The Amazon page for Dust proclaims that “if you like Stephen King and Ray Bradbury then you’ll love this’. Well, I do, and I did. A freebie earlier this year for the Kindle, Dust is the story of a small Canadian village that has suffered drought for years. But when a traveller proclaims he can bring rain and several of the town’s children go missing – is there a connection between the two?
Having been to Canada earlier this year and spending time both on the outskirts of small communities like this as well as the highly recommended Black Creek Pioneer Village, I can easily imagine what life would be like in Depression-era Saskatchewan. It is tribute to Slade’s prose that his characters mannerisms and the feel of the town leap off the page.

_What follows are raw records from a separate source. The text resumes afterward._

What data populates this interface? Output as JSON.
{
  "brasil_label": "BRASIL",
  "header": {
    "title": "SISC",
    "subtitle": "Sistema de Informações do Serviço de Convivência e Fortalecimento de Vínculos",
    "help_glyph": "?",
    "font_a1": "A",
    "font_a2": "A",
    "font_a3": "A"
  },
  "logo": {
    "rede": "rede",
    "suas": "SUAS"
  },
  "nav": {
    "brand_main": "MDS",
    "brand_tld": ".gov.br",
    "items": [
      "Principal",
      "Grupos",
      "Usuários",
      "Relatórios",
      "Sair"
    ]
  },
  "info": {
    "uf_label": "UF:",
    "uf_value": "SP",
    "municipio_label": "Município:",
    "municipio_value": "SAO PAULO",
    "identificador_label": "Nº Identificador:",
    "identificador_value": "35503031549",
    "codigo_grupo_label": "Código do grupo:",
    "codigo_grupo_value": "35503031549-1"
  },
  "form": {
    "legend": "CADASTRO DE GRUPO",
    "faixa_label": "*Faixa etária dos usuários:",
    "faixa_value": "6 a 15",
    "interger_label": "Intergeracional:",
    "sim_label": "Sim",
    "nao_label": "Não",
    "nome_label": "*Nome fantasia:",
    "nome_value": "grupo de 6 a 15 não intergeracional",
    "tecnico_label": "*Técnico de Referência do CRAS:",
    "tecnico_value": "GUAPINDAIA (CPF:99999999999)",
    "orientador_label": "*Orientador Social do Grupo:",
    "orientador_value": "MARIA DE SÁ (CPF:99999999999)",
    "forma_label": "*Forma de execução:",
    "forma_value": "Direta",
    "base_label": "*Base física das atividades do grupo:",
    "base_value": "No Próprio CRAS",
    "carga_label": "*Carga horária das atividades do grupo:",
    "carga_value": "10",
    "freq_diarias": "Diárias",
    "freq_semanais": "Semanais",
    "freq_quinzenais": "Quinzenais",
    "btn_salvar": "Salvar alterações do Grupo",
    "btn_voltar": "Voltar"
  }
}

The tone and content of the story certainly make it more suitable for young adult readers rather than children as might be suggested by the blurb. Like creepy Abram Harisch in the novel, Dust is bewitching, beguiling and will have you hooked to the end. Even if the end if disappointingly rushed compared to the pace of the rest of book. Despite the rushed ending, Dust maintains a hypnotic influence over you, and whilst it hints at a larger picture in the background, it is still an enjoyable read.
The Fiction Stroker will give it 3 strokes out of 5: